Source records
----

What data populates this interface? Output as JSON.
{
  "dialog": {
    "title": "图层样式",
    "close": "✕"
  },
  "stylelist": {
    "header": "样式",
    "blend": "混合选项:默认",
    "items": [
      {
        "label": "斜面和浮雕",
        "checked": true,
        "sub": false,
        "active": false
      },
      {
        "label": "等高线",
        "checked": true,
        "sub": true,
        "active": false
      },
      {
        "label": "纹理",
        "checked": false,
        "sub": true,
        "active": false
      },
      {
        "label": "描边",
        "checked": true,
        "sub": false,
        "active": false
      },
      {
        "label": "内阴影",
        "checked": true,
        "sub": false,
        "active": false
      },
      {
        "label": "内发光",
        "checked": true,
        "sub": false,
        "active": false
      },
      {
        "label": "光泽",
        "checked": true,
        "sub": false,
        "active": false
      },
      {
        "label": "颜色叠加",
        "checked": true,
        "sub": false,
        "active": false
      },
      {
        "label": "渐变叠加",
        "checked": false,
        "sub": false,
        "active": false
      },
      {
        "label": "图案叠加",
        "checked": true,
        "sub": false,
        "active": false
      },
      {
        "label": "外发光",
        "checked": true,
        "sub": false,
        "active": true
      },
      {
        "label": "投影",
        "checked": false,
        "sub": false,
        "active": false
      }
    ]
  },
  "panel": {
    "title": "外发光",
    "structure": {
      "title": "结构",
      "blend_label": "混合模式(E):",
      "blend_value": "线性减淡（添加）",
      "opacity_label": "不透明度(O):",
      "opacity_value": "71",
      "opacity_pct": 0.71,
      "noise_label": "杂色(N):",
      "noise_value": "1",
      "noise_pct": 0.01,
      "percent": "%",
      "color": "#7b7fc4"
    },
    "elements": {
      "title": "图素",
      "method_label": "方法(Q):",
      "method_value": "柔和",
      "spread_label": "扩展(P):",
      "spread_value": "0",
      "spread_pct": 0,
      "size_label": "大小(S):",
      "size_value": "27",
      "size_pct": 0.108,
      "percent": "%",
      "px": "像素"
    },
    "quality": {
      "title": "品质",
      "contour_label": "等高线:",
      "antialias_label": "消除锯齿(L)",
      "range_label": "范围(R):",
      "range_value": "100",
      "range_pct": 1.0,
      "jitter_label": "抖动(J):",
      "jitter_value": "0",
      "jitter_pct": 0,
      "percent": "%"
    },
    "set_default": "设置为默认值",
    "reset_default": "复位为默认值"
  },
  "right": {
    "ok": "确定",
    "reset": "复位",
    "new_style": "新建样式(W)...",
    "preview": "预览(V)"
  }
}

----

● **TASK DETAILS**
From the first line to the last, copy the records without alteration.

● **PROBLEM SOLUTION**
What data populates this interface? Output as JSON.
{
  "dialog": {
    "title": "图层样式",
    "close": "✕"
  },
  "stylelist": {
    "header": "样式",
    "blend": "混合选项:默认",
    "items": [
      {
        "label": "斜面和浮雕",
        "checked": true,
        "sub": false,
        "active": false
      },
      {
        "label": "等高线",
        "checked": true,
        "sub": true,
        "active": false
      },
      {
        "label": "纹理",
        "checked": false,
        "sub": true,
        "active": false
      },
      {
        "label": "描边",
        "checked": true,
        "sub": false,
        "active": false
      },
      {
        "label": "内阴影",
        "checked": true,
        "sub": false,
        "active": false
      },
      {
        "label": "内发光",
        "checked": true,
        "sub": false,
        "active": false
      },
      {
        "label": "光泽",
        "checked": true,
        "sub": false,
        "active": false
      },
      {
        "label": "颜色叠加",
        "checked": true,
        "sub": false,
        "active": false
      },
      {
        "label": "渐变叠加",
        "checked": false,
        "sub": false,
        "active": false
      },
      {
        "label": "图案叠加",
        "checked": true,
        "sub": false,
        "active": false
      },
      {
        "label": "外发光",
        "checked": true,
        "sub": false,
        "active": true
      },
      {
        "label": "投影",
        "checked": false,
        "sub": false,
        "active": false
      }
    ]
  },
  "panel": {
    "title": "外发光",
    "structure": {
      "title": "结构",
      "blend_label": "混合模式(E):",
      "blend_value": "线性减淡（添加）",
      "opacity_label": "不透明度(O):",
      "opacity_value": "71",
      "opacity_pct": 0.71,
      "noise_label": "杂色(N):",
      "noise_value": "1",
      "noise_pct": 0.01,
      "percent": "%",
      "color": "#7b7fc4"
    },
    "elements": {
      "title": "图素",
      "method_label": "方法(Q):",
      "method_value": "柔和",
      "spread_label": "扩展(P):",
      "spread_value": "0",
      "spread_pct": 0,
      "size_label": "大小(S):",
      "size_value": "27",
      "size_pct": 0.108,
      "percent": "%",
      "px": "像素"
    },
    "quality": {
      "title": "品质",
      "contour_label": "等高线:",
      "antialias_label": "消除锯齿(L)",
      "range_label": "范围(R):",
      "range_value": "100",
      "range_pct": 1.0,
      "jitter_label": "抖动(J):",
      "jitter_value": "0",
      "jitter_pct": 0,
      "percent": "%"
    },
    "set_default": "设置为默认值",
    "reset_default": "复位为默认值"
  },
  "right": {
    "ok": "确定",
    "reset": "复位",
    "new_style": "新建样式(W)...",
    "preview": "预览(V)"
  }
}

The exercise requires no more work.